The fallacy of forgiveness is that when we seek it, that action alone is equal to redemption.
It was three-plus hours of cardio, that made my heart pump and sing.
Within minutes I thought these men could be women. I never heard men talk about the same things as women do.
Of course, there are a few things missing, from turning on the radio to peeing and trips out to the trash, but that is pretty close to what I expected and intended my Saturday to be.
“Pursue the things you love doing and then do them so well that people can’t take their eyes off of you.” Maya Angelou I was looking for inspiration. Craving more…
Frequency. Yes, that is the perfect word. The correct word. Frequency is directly correlated to balance.
I collected more than 1,000 stragglers in March. Straggled thoughts composed of words that I extracted before the post was published.
There is nothing selfish by withholding our own light from leeches. You can’t enjoy life when others suck the life right of you!
Once we got situated, it took about 20 minutes. I worked it out and brushed her hair until all of its caramel-color shined through, her long locks were as smooth as my satin bedspread.
This morning the alarm went off in the middle of a dream. It startled me. It’s been quite a while since I woke up to practice yoga on a Friday morning. It felt good to be back into my Friday routine.
I thought of that concept this morning. Blissful ignorance. It would be nice to remove the thoughts that taint our opinion of others. Nice is an understatement, in fact, it’s life-changing. I found a way to do that on Monday.
It is your year, too. So enjoy it. Own it. And by God, do what Oscar said, “Be yourself.

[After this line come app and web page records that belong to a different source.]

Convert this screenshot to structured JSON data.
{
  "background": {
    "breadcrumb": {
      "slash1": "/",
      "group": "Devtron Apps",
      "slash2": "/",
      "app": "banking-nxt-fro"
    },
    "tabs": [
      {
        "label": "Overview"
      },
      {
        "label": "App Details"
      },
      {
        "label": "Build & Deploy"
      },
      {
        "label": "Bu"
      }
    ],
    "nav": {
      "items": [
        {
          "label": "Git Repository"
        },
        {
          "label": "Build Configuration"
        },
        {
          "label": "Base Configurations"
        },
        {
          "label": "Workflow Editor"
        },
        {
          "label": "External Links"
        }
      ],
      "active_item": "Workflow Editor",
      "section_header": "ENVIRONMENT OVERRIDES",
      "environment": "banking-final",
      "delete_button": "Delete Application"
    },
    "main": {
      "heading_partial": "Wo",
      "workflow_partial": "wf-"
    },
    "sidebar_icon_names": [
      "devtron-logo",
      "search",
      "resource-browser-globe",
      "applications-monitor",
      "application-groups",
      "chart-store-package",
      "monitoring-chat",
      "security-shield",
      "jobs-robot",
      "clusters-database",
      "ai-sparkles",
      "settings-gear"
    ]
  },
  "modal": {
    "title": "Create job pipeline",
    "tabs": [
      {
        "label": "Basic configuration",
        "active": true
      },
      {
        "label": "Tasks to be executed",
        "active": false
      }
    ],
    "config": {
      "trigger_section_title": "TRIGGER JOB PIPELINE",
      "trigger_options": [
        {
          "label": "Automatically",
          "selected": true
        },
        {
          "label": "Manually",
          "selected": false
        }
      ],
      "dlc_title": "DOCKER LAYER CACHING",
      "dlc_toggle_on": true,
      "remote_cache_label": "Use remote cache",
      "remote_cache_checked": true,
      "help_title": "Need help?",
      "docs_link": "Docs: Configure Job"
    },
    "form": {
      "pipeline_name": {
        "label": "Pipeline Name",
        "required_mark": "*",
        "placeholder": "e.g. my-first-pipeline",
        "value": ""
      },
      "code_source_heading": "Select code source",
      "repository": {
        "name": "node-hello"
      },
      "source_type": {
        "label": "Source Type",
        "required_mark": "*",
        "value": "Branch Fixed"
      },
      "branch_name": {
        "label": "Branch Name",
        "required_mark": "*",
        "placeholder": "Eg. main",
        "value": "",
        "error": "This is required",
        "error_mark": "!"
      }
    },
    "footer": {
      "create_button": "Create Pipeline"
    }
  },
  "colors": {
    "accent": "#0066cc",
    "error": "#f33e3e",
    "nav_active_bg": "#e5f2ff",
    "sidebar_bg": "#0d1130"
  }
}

Everybody else is already taken.”
Acknowledging and accepting what we have; isn’t that what this day is about? A savior was born in a manger on Christmas Eve because his parents didn’t say no. Mary and Joseph didn’t cut and run. They didn’t resist, they humbly accepted the scene as God presented it, and what a gift they gave us.
“One of the greatest discoveries a person makes is to find they can do what they were afraid they couldn’t do.” Henry Ford Last Tuesday, my yoga instructor Jeannine announced…
I visited my surgeon’s office the next day, where I gladly assumed rabbit pose to make the hernia appear. My surgeon felt it. We scheduled surgery. I’m hopeful that tomorrow’s surgery will prevent last Tuesday’s pain from happening ever again.
Remembering my Grandma’s smile
Remembering my Dad chasing us around the house tickling us as kids
Remembering my Dad’s beard in the morning when he came home from a shift at the firehouse
Remembering my Dad rubbing his scratchy beard and cold face on our cheeks as we ate our breakfast
Goodnight Moon was not titled, Goodbye Moon. The book is about the end of the day, and how its end brings with it the promise of a new day. So, how can you start the day absent a sunrise?
“Life truly lived is a risky business, and if one puts up too many fences against risk one ends shutting out life itself.”
Kenneth S. Davis, Courage to Change, December 12
Much like Maya Angelou, I never met a day like today. The day had not begun when I walked to the garage. I entered a yard of darkness. The sky above was so clear and black with its stars so sharp and plentiful that it appeared to be randomly pierced by a dart that invited narrow streams of light to emerge, all of which were superseded by the size and splendor of the sensational half-moon, whose white light just bathed me as I walked out to the garage. I stood in awe of its beauty. I stood grateful for the moment and the presence of mind to welcome yesterday’s ending and today’s beginning.
There are these moments in our lives when a person comes into it, presented like a perfectly wrapped present, with a tag reading, “Enjoy this gift. Love, God.” And that is what Maggie was, and remains. A constant source of laughter, love, and friendship.
My mother nor I had finished reading the collection. That afternoon we read poetry aloud to one another. It was intoxicating. Short of her sharing in my daughter’s birth, that afternoon will stand as one of the best, most intimate, loveliest moments with my mom. Later that evening, she did it again, reading the poetry to a group of women, who were strangers not an hour before. I was reminded of the first time she took the pulpit and read from the Old Testament at St. Thomas More. Her grace, presence, and ability to project every nuance of those readings had me wanting to tell the whole church. “Hey, that’s my mom.” I felt the same way that night. And like many experiences this past year, I believed that book, and every poem bathed in Gluck’s own pain derived from her own divorce, was meant for me to read and to listen to.